As soon as I got the yadda yadda from the guy the next poor soul that was inbound from the northwest got the same ear full. Needless to say this went on over and over again. I saw a citation jet at the hold short and made a call on short final as a courtesy, Millville radio came back and asked if i saw the Cessna skyhawk departing two eight. Affirmative have the traffic on the upwind and that was the final straw. I told radio that if he wouldn't make so many calls the "pilots" could hear each other announce their positions. It fell on deaf ears, at least for now.
Once clear of the active I announced and then we taxied back for another take off. I made a call to announce crossing runway ten two-eight and radio again gave me the full run down of weather, aircraft in the area and whatever else he could think of. Heck, I didn't even say I was taxing for take off, I was just crossing the runway. We get out to three two and hold short for a Cessna cardinal on short final, watching him make a beautiful landing. Once the cardinal is clear I announce departing on three two and begin rolling for take off. Yep, you guessed it the full report again. I ignored him, instead making my call on the crosswind and down wind departure to the south. I gave Paul a chance to take the controls, I explained the instruments and he asked about every single flight control and it's operation. He slowly grabbed the yoke and as every beginner did a gentle weave. Not bad at all since he held altitude pretty good and kept us on course. I set up for our descent back into Cape May and followed my earlier arrival by crossing midfield and entering the left down wind for two eight.

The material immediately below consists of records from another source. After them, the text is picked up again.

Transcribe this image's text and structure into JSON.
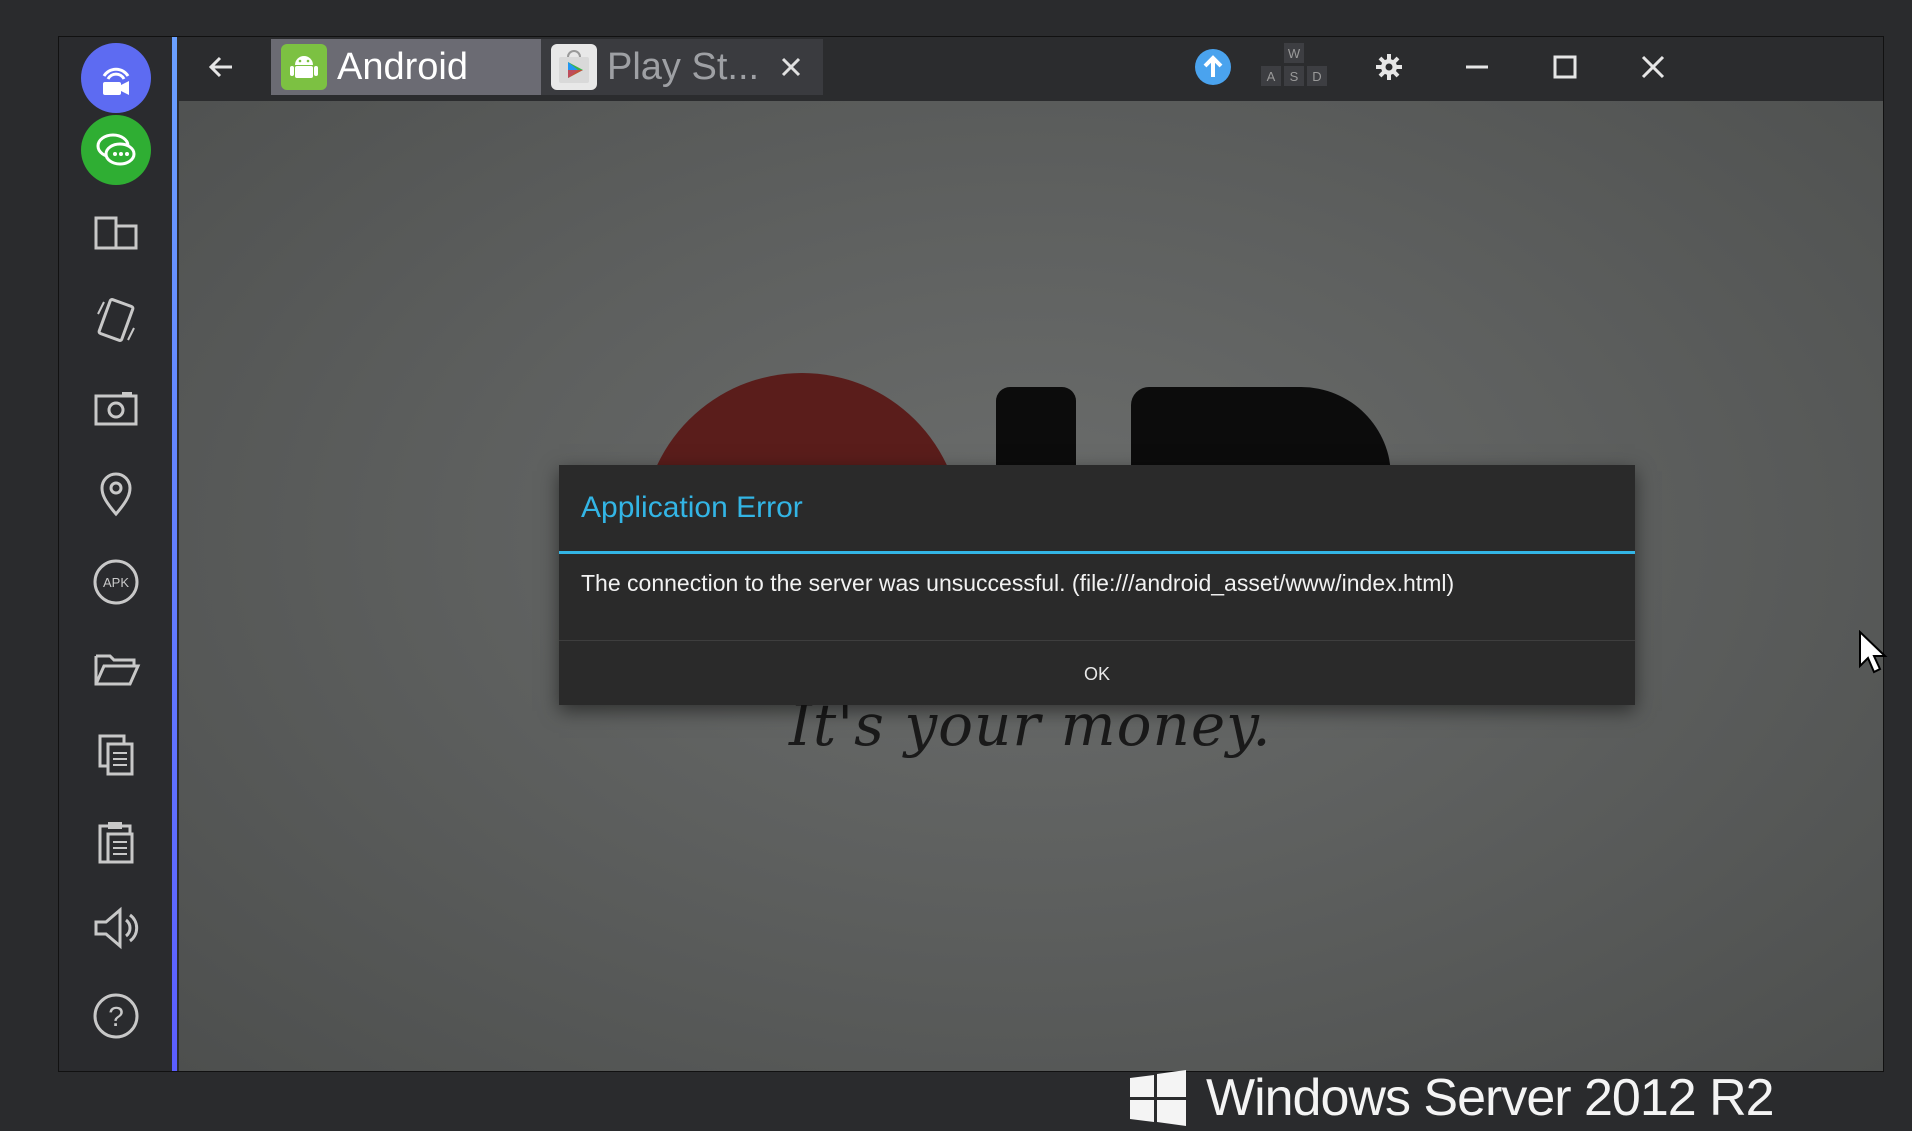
{
  "sidebar": {
    "items": [
      {
        "name": "video-camera-icon"
      },
      {
        "name": "chat-icon"
      },
      {
        "name": "multi-window-icon"
      },
      {
        "name": "rotate-icon"
      },
      {
        "name": "camera-icon"
      },
      {
        "name": "location-icon"
      },
      {
        "name": "apk-icon",
        "label": "APK"
      },
      {
        "name": "folder-icon"
      },
      {
        "name": "copy-icon"
      },
      {
        "name": "paste-icon"
      },
      {
        "name": "volume-icon"
      },
      {
        "name": "help-icon",
        "label": "?"
      }
    ]
  },
  "titlebar": {
    "tabs": [
      {
        "label": "Android",
        "active": true
      },
      {
        "label": "Play St...",
        "active": false
      }
    ],
    "keyboard_keys": [
      "W",
      "A",
      "S",
      "D"
    ]
  },
  "content": {
    "slogan": "It's your money."
  },
  "dialog": {
    "title": "Application Error",
    "message": "The connection to the server was unsuccessful. (file:///android_asset/www/index.html)",
    "ok_label": "OK"
  },
  "taskbar": {
    "os_label": "Windows Server 2012 R2"
  },
  "colors": {
    "accent": "#33b5e5",
    "sidebar_blue": "#5d6bf2",
    "sidebar_green": "#2fae33"
  }
}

I shut down at Big Sky and we sat and talked about flying as Paul shared some stories his father had passed on to him. Paul's dad was a bombardier based in Italy with the 15th Army Air Division (I hope I got that right). Paul's dad was shot down on his final mission and rode out the remaining time of the war as a POW. Paul's father has since passed but you can see the sparkle in his sons eye as he recounts the stories his father shared with him. It was a great day to fly and Paul just soaked it all in. I hoped it provided some tie to his dad and that view we as pilots enjoy every time we saddle up was something he could relate to. I'm sure we'll fly again soon, I want to drag him out on a lunch run along the coast.
When I returned home I put in a call to the Leesburg, VA Flight Service. I asked to talk to a supervisor and went on to explain about the gentleman on the radio this afternoon. It's a shame but I did share the very fact that this guy crowds the air so much he has been nicknamed "double trouble" by locals who fly in and out of MIV. We chatted for a good twenty minutes about service, briefers, pilots and todays fiasco. The supervisor was really great to chat with and he understood my concerns. He advised that he would have a talk with the operator. I passed on my tail number in hopes that it would jog his memory and thanked the guy for taking the time to listen. I hope it helps.